While mange is something you often see in neglected dogs, this terrible skin condition doesn’t discriminate. It affects the rescues at the shelter, the strays on the street, and the pampered family member currently on your couch. Mange in dogs can lead to serious discomfort, pain, and additional health issues. It leaves dogs covered in sores, itching until they bleed, and a lot of dogs end up losing their fur. Dogs diagnosed with mange are often described as having “skin like stone” that’s thick, tough, and crusty. Whether a rescue dog desperately needs your help, or your own pampered pooch is showing signs of this common skin disease, there are steps you can take to help.
First, you have to understand exactly where mange in dogs comes from and what it is.
What is Mange?
Mange is a common skin condition that’s caused by a spider-like parasite called a mite. Mites are tiny organisms that you probably need a microscope to spot. They’re about a half millimeter long, and to the naked human eye, they look like the tiniest little dots.
Mites are small, but they do a lot of damage. They feed on their hosts, and their bites lead to uncomfortable skin reactions. There are several different kinds of mites, and they can be found in almost any environment.
For dogs, there are two different kinds of mites that cause two different types of mange.
This type of mange in dogs is caused by a mite that is a normal part of their skin.

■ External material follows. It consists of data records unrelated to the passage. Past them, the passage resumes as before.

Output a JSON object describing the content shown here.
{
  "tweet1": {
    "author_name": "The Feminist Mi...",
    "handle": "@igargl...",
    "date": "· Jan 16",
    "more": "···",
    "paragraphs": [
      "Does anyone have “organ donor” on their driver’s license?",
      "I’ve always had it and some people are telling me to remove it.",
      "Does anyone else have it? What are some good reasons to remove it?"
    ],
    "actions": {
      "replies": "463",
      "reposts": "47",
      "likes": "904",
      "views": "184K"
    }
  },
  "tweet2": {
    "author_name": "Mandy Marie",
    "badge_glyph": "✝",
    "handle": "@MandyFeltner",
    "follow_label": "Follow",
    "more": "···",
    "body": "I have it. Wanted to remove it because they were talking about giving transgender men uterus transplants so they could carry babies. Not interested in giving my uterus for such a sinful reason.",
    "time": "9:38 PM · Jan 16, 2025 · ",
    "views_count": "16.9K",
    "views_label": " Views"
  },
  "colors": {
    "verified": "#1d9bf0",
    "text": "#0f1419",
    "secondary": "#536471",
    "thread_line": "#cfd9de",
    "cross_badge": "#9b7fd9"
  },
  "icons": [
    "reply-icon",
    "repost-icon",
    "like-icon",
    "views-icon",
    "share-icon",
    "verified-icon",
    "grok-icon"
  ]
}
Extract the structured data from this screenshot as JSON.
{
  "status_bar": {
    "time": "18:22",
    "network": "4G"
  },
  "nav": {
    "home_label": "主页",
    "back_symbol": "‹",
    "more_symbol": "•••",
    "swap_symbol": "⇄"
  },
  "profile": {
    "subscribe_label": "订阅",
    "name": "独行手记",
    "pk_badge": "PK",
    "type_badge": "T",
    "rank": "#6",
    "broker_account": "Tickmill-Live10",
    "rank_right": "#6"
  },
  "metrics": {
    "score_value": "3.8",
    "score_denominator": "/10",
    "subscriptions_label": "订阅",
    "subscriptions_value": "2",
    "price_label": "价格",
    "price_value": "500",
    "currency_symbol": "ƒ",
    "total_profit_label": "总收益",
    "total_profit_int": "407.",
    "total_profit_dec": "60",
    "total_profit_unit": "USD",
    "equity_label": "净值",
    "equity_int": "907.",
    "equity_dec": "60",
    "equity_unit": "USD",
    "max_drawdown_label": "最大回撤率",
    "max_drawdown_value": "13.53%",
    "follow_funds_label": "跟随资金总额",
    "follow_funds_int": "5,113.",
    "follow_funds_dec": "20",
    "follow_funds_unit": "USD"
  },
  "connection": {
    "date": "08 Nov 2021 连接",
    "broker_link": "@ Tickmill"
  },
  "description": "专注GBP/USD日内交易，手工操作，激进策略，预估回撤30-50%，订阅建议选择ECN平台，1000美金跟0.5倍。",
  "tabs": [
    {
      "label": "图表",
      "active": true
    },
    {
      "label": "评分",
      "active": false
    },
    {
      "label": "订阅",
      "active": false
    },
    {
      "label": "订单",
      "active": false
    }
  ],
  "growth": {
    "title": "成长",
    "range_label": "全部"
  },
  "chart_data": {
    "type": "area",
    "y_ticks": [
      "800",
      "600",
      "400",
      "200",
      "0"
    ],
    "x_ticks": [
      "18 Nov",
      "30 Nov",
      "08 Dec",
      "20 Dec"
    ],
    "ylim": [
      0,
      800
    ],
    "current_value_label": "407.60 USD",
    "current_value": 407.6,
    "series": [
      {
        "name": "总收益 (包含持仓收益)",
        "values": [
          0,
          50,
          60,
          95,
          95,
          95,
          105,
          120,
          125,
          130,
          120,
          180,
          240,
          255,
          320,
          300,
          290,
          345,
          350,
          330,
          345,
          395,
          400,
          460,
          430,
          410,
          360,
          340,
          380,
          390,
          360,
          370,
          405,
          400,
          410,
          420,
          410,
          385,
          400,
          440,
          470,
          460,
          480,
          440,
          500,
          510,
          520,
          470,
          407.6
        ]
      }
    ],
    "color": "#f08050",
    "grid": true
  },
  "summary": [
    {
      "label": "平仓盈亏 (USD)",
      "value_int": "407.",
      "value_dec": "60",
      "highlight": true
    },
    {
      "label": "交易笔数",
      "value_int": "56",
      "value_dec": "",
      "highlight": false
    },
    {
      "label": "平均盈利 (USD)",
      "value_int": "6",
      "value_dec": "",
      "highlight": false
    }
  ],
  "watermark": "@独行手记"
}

Usually, the demodex canis mite is harmless. They live in hair follicles and mind their own business. The problem comes in when a dog’s immune system isn’t strong enough to keep these little pests in check. A weakened immune system can’t stop the population of mites from getting out of control. The mites keep reproducing, and their increased numbers lead to demodectic mange. Dogs most at risk of demodectic mange include:

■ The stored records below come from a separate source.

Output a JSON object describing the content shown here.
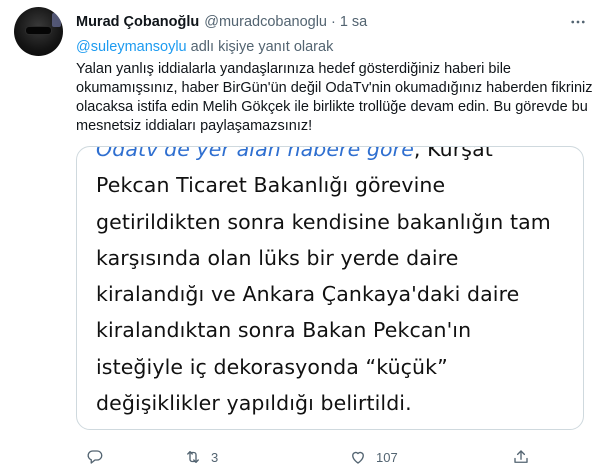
{
  "tweet": {
    "author_name": "Murad Çobanoğlu",
    "author_handle": "@muradcobanoglu",
    "separator": "·",
    "timestamp": "1 sa",
    "reply_mention": "@suleymansoylu",
    "reply_suffix": " adlı kişiye yanıt olarak",
    "text": "Yalan yanlış iddialarla yandaşlarınıza hedef gösterdiğiniz haberi bile okumamışsınız, haber BirGün'ün değil OdaTv'nin okumadığınız haberden fikriniz olacaksa istifa edin Melih Gökçek ile birlikte trollüğe devam edin. Bu görevde bu mesnetsiz iddiaları paylaşamazsınız!",
    "image_lines": {
      "line0_blue": "Odatv'de yer alan habere göre",
      "line0_black": ", Kurşat",
      "line1": "Pekcan Ticaret Bakanlığı görevine",
      "line2": "getirildikten sonra kendisine bakanlığın tam",
      "line3": "karşısında olan lüks bir yerde daire",
      "line4": "kiralandığı ve Ankara Çankaya'daki daire",
      "line5": "kiralandıktan sonra Bakan Pekcan'ın",
      "line6": "isteğiyle iç dekorasyonda “küçük”",
      "line7": "değişiklikler yapıldığı belirtildi."
    },
    "actions": {
      "reply_count": "",
      "retweet_count": "3",
      "like_count": "107"
    }
  },
  "icons": {
    "more": "more-horizontal-icon",
    "reply": "reply-icon",
    "retweet": "retweet-icon",
    "like": "heart-icon",
    "share": "share-icon"
  },
  "colors": {
    "accent": "#1d9bf0",
    "secondary_text": "#536471",
    "primary_text": "#0f1419",
    "border": "#cfd9de"
  }
}
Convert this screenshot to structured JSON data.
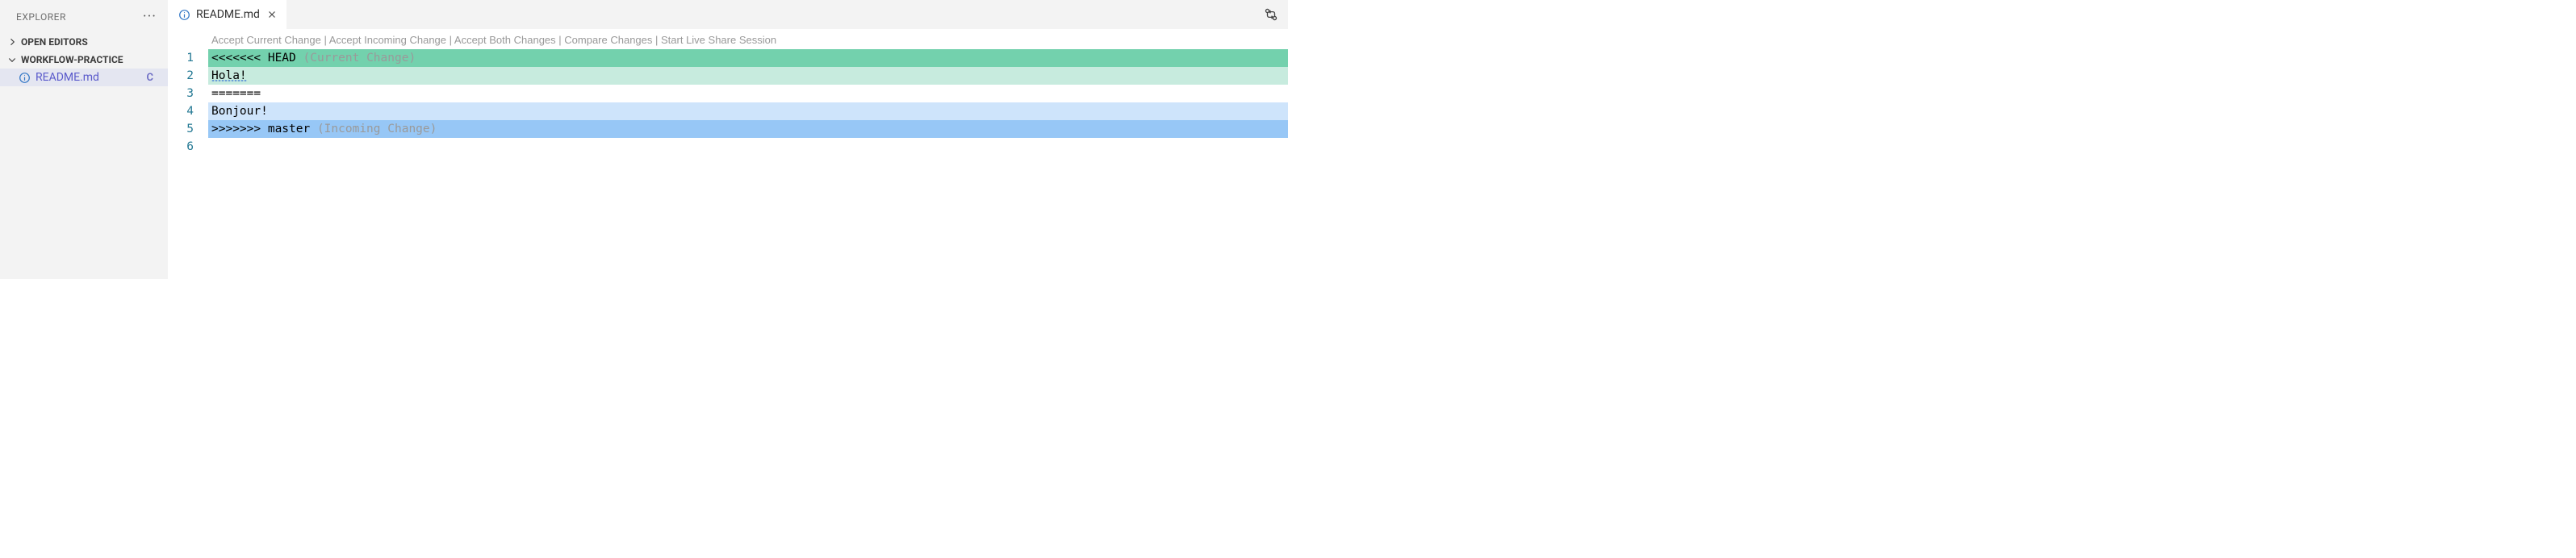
{
  "sidebar": {
    "title": "EXPLORER",
    "sections": [
      {
        "label": "OPEN EDITORS",
        "expanded": false
      },
      {
        "label": "WORKFLOW-PRACTICE",
        "expanded": true
      }
    ],
    "file": {
      "name": "README.md",
      "status": "C"
    }
  },
  "tab": {
    "name": "README.md"
  },
  "codelens": {
    "actions": [
      "Accept Current Change",
      "Accept Incoming Change",
      "Accept Both Changes",
      "Compare Changes",
      "Start Live Share Session"
    ],
    "sep": " | "
  },
  "code": {
    "lines": [
      {
        "num": "1",
        "class": "line-current-head",
        "text": "<<<<<<< HEAD ",
        "hint": "(Current Change)"
      },
      {
        "num": "2",
        "class": "line-current-body",
        "text": "Hola!",
        "squiggle": true
      },
      {
        "num": "3",
        "class": "line-sep",
        "text": "======="
      },
      {
        "num": "4",
        "class": "line-incoming-body",
        "text": "Bonjour!"
      },
      {
        "num": "5",
        "class": "line-incoming-head",
        "text": ">>>>>>> master ",
        "hint": "(Incoming Change)"
      },
      {
        "num": "6",
        "class": "",
        "text": ""
      }
    ]
  }
}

- Dogs suffering from an ongoing illness including cancer or diabetes
- Elderly dogs
- Stray or neglected dogs on poor diets
The one bright side of demodectic mange is that it is not contagious. It can’t spread to other dogs or humans, and some dogs with mild cases end up recovering on their own. You shouldn’t count on your dog beating demodectic mange without treatment, however. What starts as a small patch of red, scaling skin can quickly get worse. Dogs with demodectic mange can have their entire bodies covered in crusty, red, and swollen skin. They usually lose their hair and spend most of their time scratching.

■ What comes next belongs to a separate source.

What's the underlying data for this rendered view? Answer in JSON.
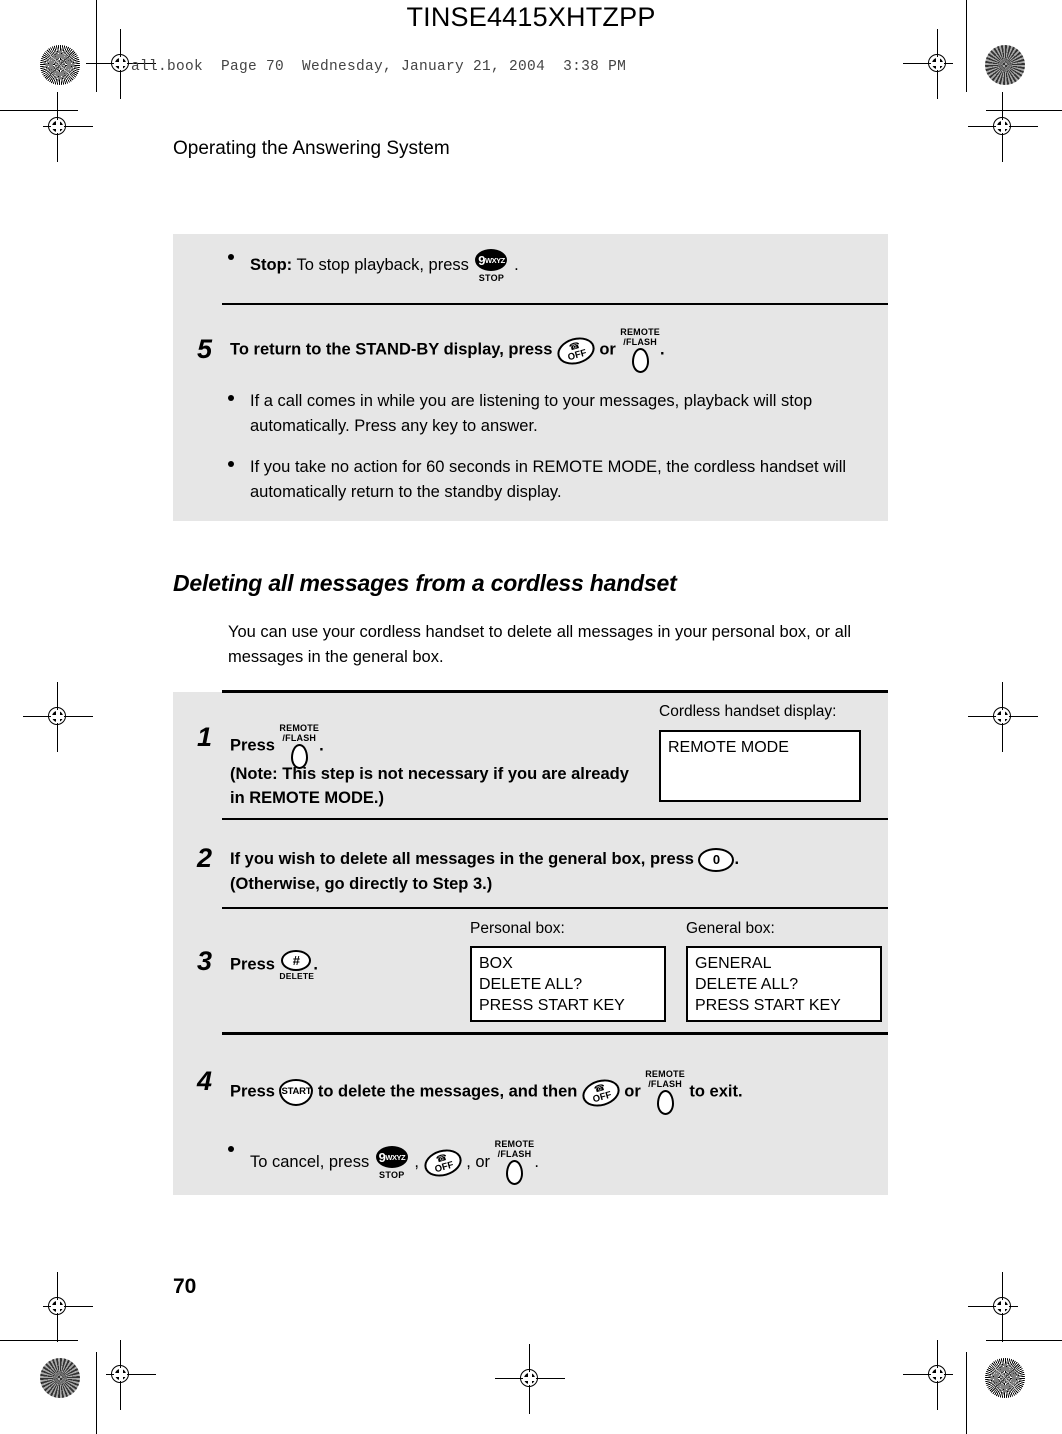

The second type of mange in dogs—sarcoptic—is typically more serious and harder to treat than demodectic mange. Sarcoptic mange, also called canine scabies, is caused by a mite that likes to jump around from host to host. For this reason, sarcoptic mange is extremely contagious. The mites prefer their hosts to be canine, but they’ll also feed on human skin cells and blood.
The only way for a dog to get sarcoptic mange is through exposure. It can happen at a dog park, pet store, boarding kennel, or anywhere else where dogs come in contact with each other. Stray and rescue dogs pick it up when they live in packs, but even your pampered pet can come down with sarcoptic mange if they’re exposed.
Dogs with sarcoptic mange are usually covered in a painful-looking rash that causes dry skin and hair loss. Sometimes it looks like a thick yellow crust or open sores. It also leads to extreme itchiness and pain.
How to Diagnose Mange in Dogs
If you suspect your dog has mange, it’s important to take them to the vet. You can look out for common symptoms, but it’ll be tough to determine which type you’re dealing with. A veterinarian will take a skin sample and identify the specific mite under a microscope. Once you have a confirmed diagnosis, you can work on treatment.
Treating Mange in Dogs
An experienced veterinarian will always be your best source of information when it comes to treating mange. Treatment will depend on how advanced the skin condition is and your dog’s overall health. Mange is serious, and it can also lead to other medical issues. It leaves dogs vulnerable to yeast and bacterial infections that can lead to even more health problems. The constant itching and pain can also cause lethargy and weight loss. It’s a downhill spiral, and in worst cases, dogs die from issues related to their original skin condition. For both demodectic and sarcoptic mange, there are certain steps you need to take to help your dog.
The first thing to do is control the itching. You need to soothe your dog’s skin to stop them from scratching and making their skin worse. Aloe Vera can relieve itching, and you should also consider using an e-collar or fitted shirt to prevent your dog from getting at their skin. E-collars aren’t ideal, but the more dogs itch, the worse their skin will be. If you don’t have an e-collar, try putting a shirt on your dog and cinching it around their middle.
In many cases, vets recommend topical or oral medications to eradicate mites. These prescription-strength medications work over a period of several weeks to first kill the adult mites and then eliminate the larvae before they can reproduce. You’ll need to talk to your vet about possible side effects and if that’s the right choice for your dog.
Another effective way to treat mange is with a medicated shampoo. Choose a powerful antiseptic and antifungal shampoo or lime sulfur dip that is designed to kill microorganisms and soften skin.
There’s no doubt that mange is a serious concern.
Dogs suffer from this skin condition every day, and without treatment, they go through prolonged suffering. If you find scaly, crusty, or red patches of skin on your dog, don’t hesitate to contact your vet. If it’s mange, you want to start treatment as soon as possible.